**EXERCISE**
Below are the records; give the number of lines in them that include the word "title", and nothing more.

Data about app and page elements:

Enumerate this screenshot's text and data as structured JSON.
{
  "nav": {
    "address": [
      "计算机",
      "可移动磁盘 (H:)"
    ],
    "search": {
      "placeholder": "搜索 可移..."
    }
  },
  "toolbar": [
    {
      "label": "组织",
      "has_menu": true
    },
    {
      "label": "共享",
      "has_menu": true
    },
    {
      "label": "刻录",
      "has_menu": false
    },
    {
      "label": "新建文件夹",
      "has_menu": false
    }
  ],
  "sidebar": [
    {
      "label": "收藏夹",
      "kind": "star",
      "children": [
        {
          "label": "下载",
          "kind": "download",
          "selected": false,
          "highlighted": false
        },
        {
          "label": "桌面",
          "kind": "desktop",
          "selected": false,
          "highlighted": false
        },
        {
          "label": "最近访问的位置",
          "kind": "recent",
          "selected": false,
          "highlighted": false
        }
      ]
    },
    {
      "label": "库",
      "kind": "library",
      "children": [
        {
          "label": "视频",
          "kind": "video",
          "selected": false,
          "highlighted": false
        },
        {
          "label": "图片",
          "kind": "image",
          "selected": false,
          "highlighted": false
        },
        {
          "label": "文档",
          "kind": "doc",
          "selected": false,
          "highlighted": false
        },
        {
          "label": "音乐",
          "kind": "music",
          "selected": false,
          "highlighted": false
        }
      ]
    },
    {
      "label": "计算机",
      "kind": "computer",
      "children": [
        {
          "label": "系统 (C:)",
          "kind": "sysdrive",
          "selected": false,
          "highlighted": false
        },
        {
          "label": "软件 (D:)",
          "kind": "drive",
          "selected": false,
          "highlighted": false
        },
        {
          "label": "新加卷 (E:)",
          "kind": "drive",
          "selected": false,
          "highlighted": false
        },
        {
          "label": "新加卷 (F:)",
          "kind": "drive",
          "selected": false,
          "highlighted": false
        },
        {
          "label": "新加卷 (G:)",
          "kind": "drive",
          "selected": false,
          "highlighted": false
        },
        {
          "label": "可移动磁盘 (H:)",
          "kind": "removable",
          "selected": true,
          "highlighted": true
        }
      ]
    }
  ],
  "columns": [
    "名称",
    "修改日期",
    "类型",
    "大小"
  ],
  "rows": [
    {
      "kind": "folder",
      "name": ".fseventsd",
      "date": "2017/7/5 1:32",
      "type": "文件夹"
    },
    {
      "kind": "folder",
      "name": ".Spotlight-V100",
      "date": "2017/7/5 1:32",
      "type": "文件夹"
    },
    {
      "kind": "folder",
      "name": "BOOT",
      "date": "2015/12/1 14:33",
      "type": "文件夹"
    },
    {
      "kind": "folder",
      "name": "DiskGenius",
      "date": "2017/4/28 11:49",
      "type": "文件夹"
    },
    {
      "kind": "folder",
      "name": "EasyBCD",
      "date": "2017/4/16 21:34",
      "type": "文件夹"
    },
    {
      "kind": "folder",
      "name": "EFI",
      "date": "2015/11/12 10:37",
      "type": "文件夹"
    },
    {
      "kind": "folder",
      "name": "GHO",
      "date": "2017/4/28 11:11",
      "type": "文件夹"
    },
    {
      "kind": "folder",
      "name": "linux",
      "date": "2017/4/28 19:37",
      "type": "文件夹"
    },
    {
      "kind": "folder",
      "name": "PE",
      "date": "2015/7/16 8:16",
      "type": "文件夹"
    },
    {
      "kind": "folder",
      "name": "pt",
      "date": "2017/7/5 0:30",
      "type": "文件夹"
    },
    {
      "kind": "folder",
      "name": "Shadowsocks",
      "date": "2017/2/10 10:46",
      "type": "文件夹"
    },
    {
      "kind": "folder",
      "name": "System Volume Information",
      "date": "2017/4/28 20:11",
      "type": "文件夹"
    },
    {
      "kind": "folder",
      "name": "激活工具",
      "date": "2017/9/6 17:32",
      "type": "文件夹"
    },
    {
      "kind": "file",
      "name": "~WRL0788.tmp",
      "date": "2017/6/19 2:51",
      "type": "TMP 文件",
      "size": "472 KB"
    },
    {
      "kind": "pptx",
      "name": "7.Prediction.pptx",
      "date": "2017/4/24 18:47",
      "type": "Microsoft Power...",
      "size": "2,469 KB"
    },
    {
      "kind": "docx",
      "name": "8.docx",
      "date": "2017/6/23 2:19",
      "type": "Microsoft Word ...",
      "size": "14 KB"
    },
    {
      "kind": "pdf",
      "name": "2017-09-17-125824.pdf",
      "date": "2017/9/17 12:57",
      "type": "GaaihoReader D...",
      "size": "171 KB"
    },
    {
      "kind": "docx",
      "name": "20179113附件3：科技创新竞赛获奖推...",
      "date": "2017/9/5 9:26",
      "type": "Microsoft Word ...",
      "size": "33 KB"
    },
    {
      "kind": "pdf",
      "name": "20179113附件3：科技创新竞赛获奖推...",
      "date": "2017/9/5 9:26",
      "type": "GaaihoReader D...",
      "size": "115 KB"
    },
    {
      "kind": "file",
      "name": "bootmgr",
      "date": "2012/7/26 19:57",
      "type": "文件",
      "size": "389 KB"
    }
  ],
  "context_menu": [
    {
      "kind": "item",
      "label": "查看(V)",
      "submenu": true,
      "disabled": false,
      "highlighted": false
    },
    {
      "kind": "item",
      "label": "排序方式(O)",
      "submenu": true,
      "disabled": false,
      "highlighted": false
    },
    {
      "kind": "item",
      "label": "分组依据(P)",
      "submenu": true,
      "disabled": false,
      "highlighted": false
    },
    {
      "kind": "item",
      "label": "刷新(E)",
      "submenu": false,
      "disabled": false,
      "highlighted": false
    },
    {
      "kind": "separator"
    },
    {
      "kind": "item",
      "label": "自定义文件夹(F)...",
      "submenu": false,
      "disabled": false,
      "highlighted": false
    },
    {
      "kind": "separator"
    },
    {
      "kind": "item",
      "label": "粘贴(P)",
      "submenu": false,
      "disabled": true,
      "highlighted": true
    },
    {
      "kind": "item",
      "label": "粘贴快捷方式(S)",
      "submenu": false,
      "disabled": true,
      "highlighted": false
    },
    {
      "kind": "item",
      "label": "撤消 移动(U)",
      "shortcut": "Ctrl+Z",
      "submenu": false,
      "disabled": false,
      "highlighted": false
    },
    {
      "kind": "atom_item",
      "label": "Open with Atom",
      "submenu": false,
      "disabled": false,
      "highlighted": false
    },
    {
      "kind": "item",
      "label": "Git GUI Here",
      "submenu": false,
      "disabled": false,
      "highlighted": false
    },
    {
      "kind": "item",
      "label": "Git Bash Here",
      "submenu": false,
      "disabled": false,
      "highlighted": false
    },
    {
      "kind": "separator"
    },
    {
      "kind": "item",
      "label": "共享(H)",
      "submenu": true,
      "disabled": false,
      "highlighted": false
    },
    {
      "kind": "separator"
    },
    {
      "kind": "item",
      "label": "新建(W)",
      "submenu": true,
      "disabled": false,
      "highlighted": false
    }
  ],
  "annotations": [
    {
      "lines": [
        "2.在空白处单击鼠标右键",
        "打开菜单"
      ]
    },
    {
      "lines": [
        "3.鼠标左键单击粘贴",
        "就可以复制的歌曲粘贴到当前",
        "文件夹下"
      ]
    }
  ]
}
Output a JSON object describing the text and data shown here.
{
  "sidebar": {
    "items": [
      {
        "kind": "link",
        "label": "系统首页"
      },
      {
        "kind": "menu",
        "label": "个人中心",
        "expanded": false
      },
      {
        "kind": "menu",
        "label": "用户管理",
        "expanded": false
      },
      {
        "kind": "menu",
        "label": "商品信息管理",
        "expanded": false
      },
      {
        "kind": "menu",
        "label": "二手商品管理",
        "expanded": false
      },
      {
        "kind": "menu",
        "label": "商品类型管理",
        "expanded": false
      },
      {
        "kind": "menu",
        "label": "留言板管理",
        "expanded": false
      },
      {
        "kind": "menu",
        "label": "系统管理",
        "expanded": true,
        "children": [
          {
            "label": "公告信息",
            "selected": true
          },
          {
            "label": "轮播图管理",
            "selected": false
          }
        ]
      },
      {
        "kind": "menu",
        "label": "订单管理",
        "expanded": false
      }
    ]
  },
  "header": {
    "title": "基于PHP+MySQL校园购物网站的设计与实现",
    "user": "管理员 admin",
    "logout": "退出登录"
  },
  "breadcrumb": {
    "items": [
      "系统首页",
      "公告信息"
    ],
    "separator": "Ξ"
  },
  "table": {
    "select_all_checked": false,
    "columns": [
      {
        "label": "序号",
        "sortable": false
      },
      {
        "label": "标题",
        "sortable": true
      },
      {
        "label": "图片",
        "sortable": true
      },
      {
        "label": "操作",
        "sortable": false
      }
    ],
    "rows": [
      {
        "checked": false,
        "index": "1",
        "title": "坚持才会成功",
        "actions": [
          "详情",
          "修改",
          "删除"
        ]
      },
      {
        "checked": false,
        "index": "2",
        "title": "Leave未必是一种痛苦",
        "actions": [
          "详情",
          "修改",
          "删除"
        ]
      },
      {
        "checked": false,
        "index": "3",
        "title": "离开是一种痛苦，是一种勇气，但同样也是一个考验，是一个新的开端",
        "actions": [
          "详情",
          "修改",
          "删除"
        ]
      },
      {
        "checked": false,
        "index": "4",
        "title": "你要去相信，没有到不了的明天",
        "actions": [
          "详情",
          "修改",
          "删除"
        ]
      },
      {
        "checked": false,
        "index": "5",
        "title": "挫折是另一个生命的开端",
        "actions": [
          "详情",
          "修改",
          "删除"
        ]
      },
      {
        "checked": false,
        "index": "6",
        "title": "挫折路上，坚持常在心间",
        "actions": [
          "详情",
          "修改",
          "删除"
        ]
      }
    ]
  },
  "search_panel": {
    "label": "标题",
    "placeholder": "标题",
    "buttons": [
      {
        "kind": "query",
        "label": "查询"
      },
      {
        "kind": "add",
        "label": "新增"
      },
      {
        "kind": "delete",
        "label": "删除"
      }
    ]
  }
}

**RESPONSE AREA**
7